>>

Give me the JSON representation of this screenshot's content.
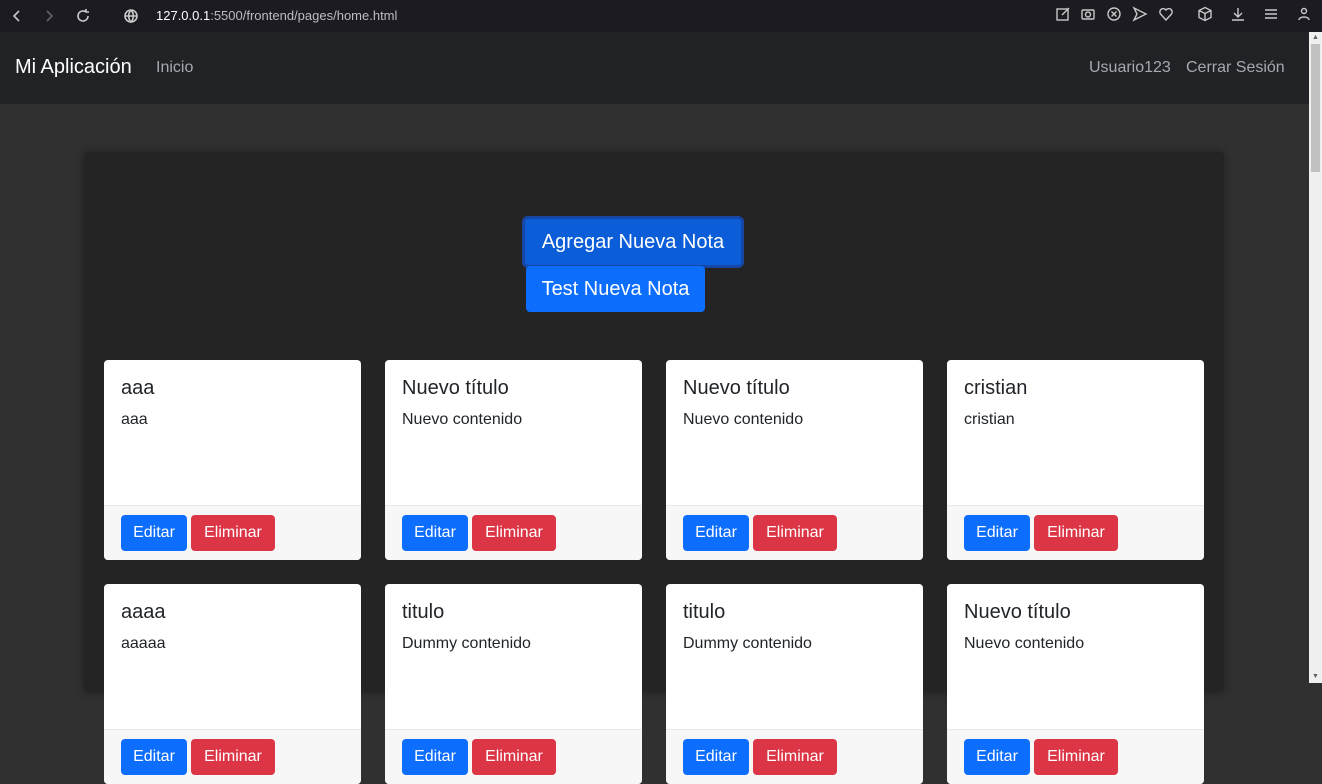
{
  "browser": {
    "url_host": "127.0.0.1",
    "url_rest": ":5500/frontend/pages/home.html"
  },
  "navbar": {
    "brand": "Mi Aplicación",
    "home_link": "Inicio",
    "user": "Usuario123",
    "logout": "Cerrar Sesión"
  },
  "actions": {
    "add_note": "Agregar Nueva Nota",
    "test_note": "Test Nueva Nota"
  },
  "card_buttons": {
    "edit": "Editar",
    "delete": "Eliminar"
  },
  "notes": [
    {
      "title": "aaa",
      "content": "aaa"
    },
    {
      "title": "Nuevo título",
      "content": "Nuevo contenido"
    },
    {
      "title": "Nuevo título",
      "content": "Nuevo contenido"
    },
    {
      "title": "cristian",
      "content": "cristian"
    },
    {
      "title": "aaaa",
      "content": "aaaaa"
    },
    {
      "title": "titulo",
      "content": "Dummy contenido"
    },
    {
      "title": "titulo",
      "content": "Dummy contenido"
    },
    {
      "title": "Nuevo título",
      "content": "Nuevo contenido"
    }
  ],
  "colors": {
    "primary": "#0d6efd",
    "danger": "#dc3545",
    "navbar": "#202225",
    "background": "#303030"
  }
}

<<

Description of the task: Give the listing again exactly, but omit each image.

Exercise result:
Give me the JSON representation of this screenshot's content.
{
  "browser": {
    "url_host": "127.0.0.1",
    "url_rest": ":5500/frontend/pages/home.html"
  },
  "navbar": {
    "brand": "Mi Aplicación",
    "home_link": "Inicio",
    "user": "Usuario123",
    "logout": "Cerrar Sesión"
  },
  "actions": {
    "add_note": "Agregar Nueva Nota",
    "test_note": "Test Nueva Nota"
  },
  "card_buttons": {
    "edit": "Editar",
    "delete": "Eliminar"
  },
  "notes": [
    {
      "title": "aaa",
      "content": "aaa"
    },
    {
      "title": "Nuevo título",
      "content": "Nuevo contenido"
    },
    {
      "title": "Nuevo título",
      "content": "Nuevo contenido"
    },
    {
      "title": "cristian",
      "content": "cristian"
    },
    {
      "title": "aaaa",
      "content": "aaaaa"
    },
    {
      "title": "titulo",
      "content": "Dummy contenido"
    },
    {
      "title": "titulo",
      "content": "Dummy contenido"
    },
    {
      "title": "Nuevo título",
      "content": "Nuevo contenido"
    }
  ],
  "colors": {
    "primary": "#0d6efd",
    "danger": "#dc3545",
    "navbar": "#202225",
    "background": "#303030"
  }
}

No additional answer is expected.